Directions: For this exercise, write each entry below out precisely and omit the pictures.

Source information:
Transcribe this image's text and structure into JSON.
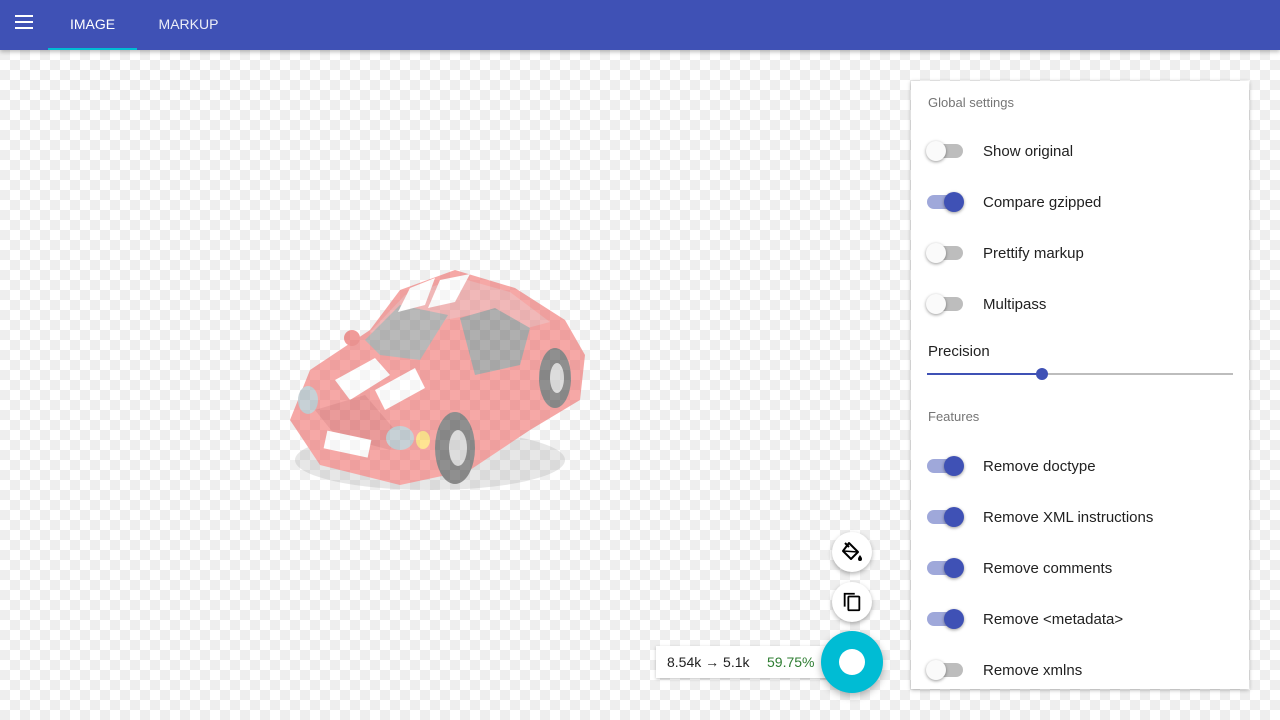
{
  "appbar": {
    "menu_icon": "menu-icon",
    "tabs": [
      {
        "label": "IMAGE",
        "active": true
      },
      {
        "label": "MARKUP",
        "active": false
      }
    ],
    "color": "#3f51b5",
    "indicator_color": "#00bcd4"
  },
  "preview": {
    "subject": "red car with white stripes",
    "opacity": 0.5
  },
  "settings": {
    "global_title": "Global settings",
    "global": [
      {
        "label": "Show original",
        "on": false
      },
      {
        "label": "Compare gzipped",
        "on": true
      },
      {
        "label": "Prettify markup",
        "on": false
      },
      {
        "label": "Multipass",
        "on": false
      }
    ],
    "precision_label": "Precision",
    "precision_fraction": 0.375,
    "features_title": "Features",
    "features": [
      {
        "label": "Remove doctype",
        "on": true
      },
      {
        "label": "Remove XML instructions",
        "on": true
      },
      {
        "label": "Remove comments",
        "on": true
      },
      {
        "label": "Remove <metadata>",
        "on": true
      },
      {
        "label": "Remove xmlns",
        "on": false
      }
    ]
  },
  "stats": {
    "sizes": "8.54k → 5.1k",
    "percent": "59.75%",
    "percent_color": "#2e7d32"
  },
  "fabs": {
    "background_icon": "paint-bucket-icon",
    "copy_icon": "copy-icon",
    "main_icon": "download-icon",
    "main_color": "#00bcd4"
  }
}
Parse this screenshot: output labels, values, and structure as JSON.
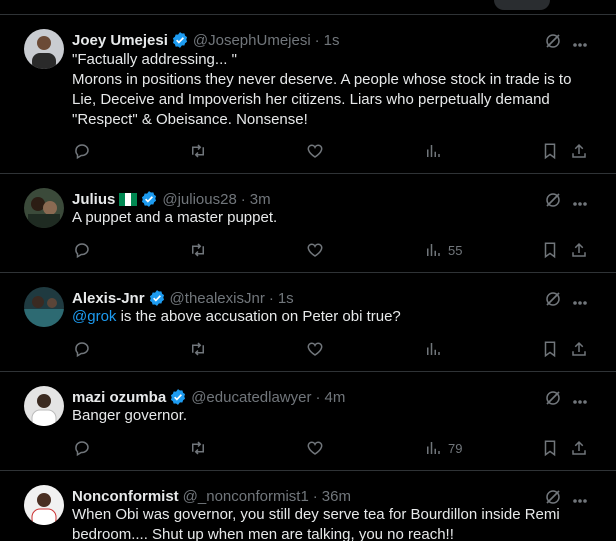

Task result:
Transcribe this image's text and structure into JSON.
{
  "appbar": {
    "menu_icon": "menu-icon",
    "tabs": [
      {
        "label": "IMAGE",
        "active": true
      },
      {
        "label": "MARKUP",
        "active": false
      }
    ],
    "color": "#3f51b5",
    "indicator_color": "#00bcd4"
  },
  "preview": {
    "subject": "red car with white stripes",
    "opacity": 0.5
  },
  "settings": {
    "global_title": "Global settings",
    "global": [
      {
        "label": "Show original",
        "on": false
      },
      {
        "label": "Compare gzipped",
        "on": true
      },
      {
        "label": "Prettify markup",
        "on": false
      },
      {
        "label": "Multipass",
        "on": false
      }
    ],
    "precision_label": "Precision",
    "precision_fraction": 0.375,
    "features_title": "Features",
    "features": [
      {
        "label": "Remove doctype",
        "on": true
      },
      {
        "label": "Remove XML instructions",
        "on": true
      },
      {
        "label": "Remove comments",
        "on": true
      },
      {
        "label": "Remove <metadata>",
        "on": true
      },
      {
        "label": "Remove xmlns",
        "on": false
      }
    ]
  },
  "stats": {
    "sizes": "8.54k → 5.1k",
    "percent": "59.75%",
    "percent_color": "#2e7d32"
  },
  "fabs": {
    "background_icon": "paint-bucket-icon",
    "copy_icon": "copy-icon",
    "main_icon": "download-icon",
    "main_color": "#00bcd4"
  }
}
Parse this screenshot: output labels, values, and structure as JSON.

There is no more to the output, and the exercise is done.